Sri Lanka’s president said yesterday he would abide by a UN resolution calling for a credible war crimes tribunal to investigate allegations of atrocities in the country’s war against Tamil separatists.
However, Maithripala Sirisena did not explicitly agree that foreign judges and prosecutors could take part in such an investigation.
Last month, he stoked concern by saying foreign participation wasn’t needed for an impartial inquiry, as a UN Human Rights Council resolution specified.
“By implementing the resolution, we will ensure freedom, democracy, and national unity,” Sirisena said in an address to the nation on its 68th anniversary of independence.

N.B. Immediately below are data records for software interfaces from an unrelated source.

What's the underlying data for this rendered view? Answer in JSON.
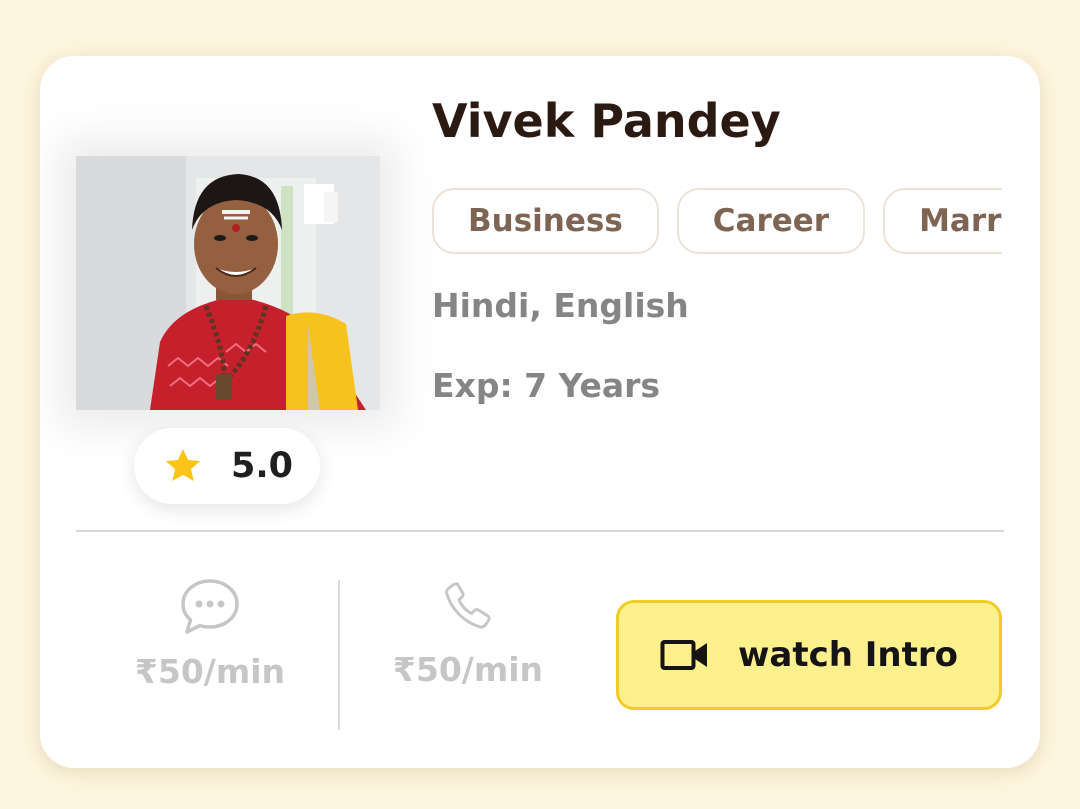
{
  "profile": {
    "name": "Vivek Pandey",
    "rating": "5.0",
    "tags": [
      "Business",
      "Career",
      "Marriage"
    ],
    "languages": "Hindi, English",
    "experience": "Exp: 7 Years"
  },
  "pricing": {
    "chat_price": "₹50/min",
    "call_price": "₹50/min"
  },
  "actions": {
    "watch_intro_label": "watch Intro"
  },
  "icons": {
    "star": "star-icon",
    "chat": "chat-bubble-icon",
    "call": "phone-icon",
    "video": "video-camera-icon"
  },
  "colors": {
    "page_background": "#fdf5dd",
    "card_background": "#ffffff",
    "name_text": "#2b1a12",
    "tag_text": "#7d6453",
    "tag_border": "#ece2d6",
    "meta_text": "#858585",
    "price_text": "#c6c6c6",
    "star": "#fcc419",
    "button_fill": "#fff08e",
    "button_border": "#f1cc27"
  }
}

The UN said in September that both Sri Lanka’s military and the Liberation Tigers of Tamil Eelam “most likely” committed war crimes, including mass killings of civilians, during the 26-year war, which ended in 2009.
Such crimes should be prosecuted by a special court with international judges, the UN had said.

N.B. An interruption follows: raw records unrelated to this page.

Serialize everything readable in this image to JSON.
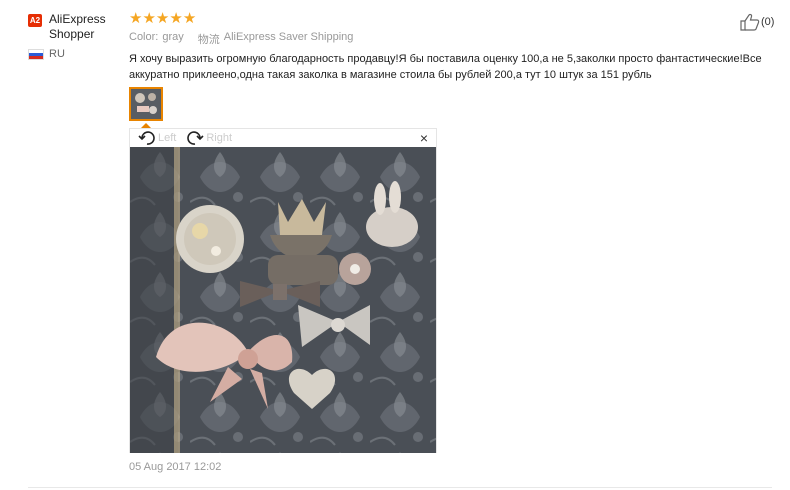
{
  "reviewer": {
    "badge": "A2",
    "name": "AliExpress Shopper",
    "country_code": "RU"
  },
  "rating": {
    "stars": 5
  },
  "meta": {
    "color_label": "Color:",
    "color_value": "gray",
    "shipping_label": "物流",
    "shipping_value": "AliExpress Saver Shipping"
  },
  "review_text": "Я хочу выразить огромную благодарность продавцу!Я бы поставила оценку 100,а не 5,заколки просто фантастические!Все аккуратно приклеено,одна такая заколка в магазине стоила бы рублей 200,а тут 10 штук за 151 рубль",
  "viewer": {
    "rotate_left": "Left",
    "rotate_right": "Right",
    "close": "×"
  },
  "date": "05 Aug 2017 12:02",
  "helpful": {
    "count": "(0)"
  },
  "colors": {
    "accent": "#e88400",
    "star": "#f5a623",
    "badge": "#e62e04"
  }
}
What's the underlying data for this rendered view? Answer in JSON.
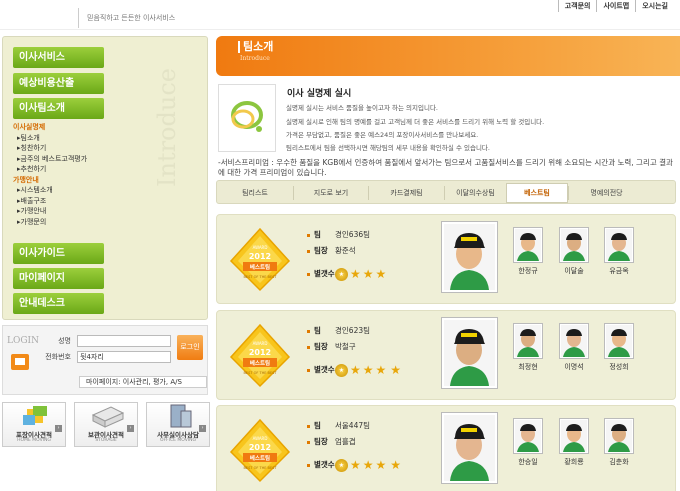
{
  "header": {
    "slogan": "믿음직하고 든든한 이사서비스",
    "links": [
      "고객문의",
      "사이트맵",
      "오시는길"
    ]
  },
  "sidebar": {
    "menu": [
      {
        "label": "이사서비스"
      },
      {
        "label": "예상비용산출"
      },
      {
        "label": "이사팀소개"
      }
    ],
    "sub_items": [
      {
        "label": "이사실명제",
        "selected": true,
        "sub": false
      },
      {
        "label": "팀소개",
        "selected": false,
        "sub": true
      },
      {
        "label": "칭찬하기",
        "selected": false,
        "sub": true
      },
      {
        "label": "금주의 베스트고객평가",
        "selected": false,
        "sub": true
      },
      {
        "label": "추천하기",
        "selected": false,
        "sub": true
      },
      {
        "label": "가맹안내",
        "selected": true,
        "sub": false
      },
      {
        "label": "시스템소개",
        "selected": false,
        "sub": true
      },
      {
        "label": "배출구조",
        "selected": false,
        "sub": true
      },
      {
        "label": "가맹안내",
        "selected": false,
        "sub": true
      },
      {
        "label": "가맹문의",
        "selected": false,
        "sub": true
      }
    ],
    "menu_bottom": [
      {
        "label": "이사가이드"
      },
      {
        "label": "마이페이지"
      },
      {
        "label": "안내데스크"
      }
    ],
    "watermark": "Introduce"
  },
  "login": {
    "title": "LOGIN",
    "name_label": "성명",
    "phone_label": "전화번호",
    "phone_value": "뒷4자리",
    "button": "로그인",
    "mypage": "마이페이지: 이사관리, 평가, A/S"
  },
  "quick": [
    {
      "label": "포장이사견적",
      "en": "HOME MOVING"
    },
    {
      "label": "보관이사견적",
      "en": "STORAGE"
    },
    {
      "label": "사무실이사상담",
      "en": "OFFICE MOVING"
    }
  ],
  "banner": {
    "title": "팀소개",
    "subtitle": "Introduce"
  },
  "intro": {
    "title": "이사 실명제 실시",
    "lines": [
      "실명제 실시는 서비스 품질을 높이고자 하는 의지입니다.",
      "실명제 실시로 인해 팀의 명예를 걸고 고객님께 더 좋은 서비스를 드리기 위해 노력 할 것입니다.",
      "가격은 부담없고, 품질은 좋은 예스24의 포장이사서비스를 만나보세요.",
      "팀리스트에서 팀을 선택하시면 해당팀의 세부 내용을 확인하실 수 있습니다."
    ],
    "service_text": "-서비스프리미엄 : 우수한 품질을 KGB에서 인증하여 품질에서 앞서가는 팀으로서 고품질서비스를 드리기 위해 소요되는 시간과 노력, 그리고 결과에 대한 가격 프리미엄이 있습니다."
  },
  "tabs": [
    "팀리스트",
    "지도로 보기",
    "카드결제팀",
    "이달의수상팀",
    "베스트팀",
    "명예의전당"
  ],
  "active_tab": 4,
  "badge_text": {
    "award": "AWARD",
    "year": "2012",
    "label": "베스트팀",
    "sub": "BEST OF THE BEST"
  },
  "field_labels": {
    "team": "팀",
    "leader": "팀장",
    "stars": "별갯수"
  },
  "teams": [
    {
      "team": "경인636팀",
      "leader": "황준석",
      "star_count": 3,
      "members": [
        "한정규",
        "이달술",
        "유금옥"
      ],
      "two_rows": false
    },
    {
      "team": "경인623팀",
      "leader": "박철구",
      "star_count": 3,
      "members": [
        "최정현",
        "이명석",
        "정성희"
      ],
      "two_rows": true
    },
    {
      "team": "서울447팀",
      "leader": "엄흘겹",
      "star_count": 3,
      "members": [
        "한승일",
        "황희룡",
        "김춘화"
      ],
      "two_rows": true
    }
  ],
  "colors": {
    "accent": "#f07a10",
    "nav_green": "#7bb821",
    "sidebar_bg": "#efefd2",
    "card_bg": "#efefd7"
  }
}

Sri Lanka’s previous government, led by Mahinda Rajapakse, rejected international pressure for a UN war crimes investigation, and major political parties remain opposed to any external involvement in the investigation.
UN High Commissioner for Human Rights Zeid Ra’ad al-Hussein is due to hold talks with Sirisena on the implementation of the UN resolution during a four-day visit beginning tomorrow. Zeid will also discuss ways to strengthen the rule of law and protection of human rights, his spokesman said.
A Western diplomat welcomed Sirisena’s assurance to carry out the investigation, but said his stance on inclusion of foreign judges, considered key to the credibility of the investigation, was still not clear.
John Fisher, Geneva director of Human Rights Watch, said the presence of foreign judges in Sri Lanka’s probe is a key component of the UN resolution and necessary to create trust.
“The recent comments by the president have created quite justifiable concern lest it become one more in a series of failed mechanisms. It falls at a juncture when reassurance of the government to abide by its commitment is needed and timely,” he said.

Tamil version of anthem sung for the first time

The Tamil-language version of Sri Lanka’s national anthem was played yesterday for the first time at an Independence Day ceremony, seven years after the end of a bloody civil war with the Tamil separatists.
The Tamil version was played after the anthem was heard in the language of the Sinhalese majority, at the ceremony in Colombo to mark 68 years since independence from British rule.
The move was met with protests from supporters of the previous president Mahinda Rajapakse, who was in office for the last four years of the war and who took a harder line against the country’s Tamil minority.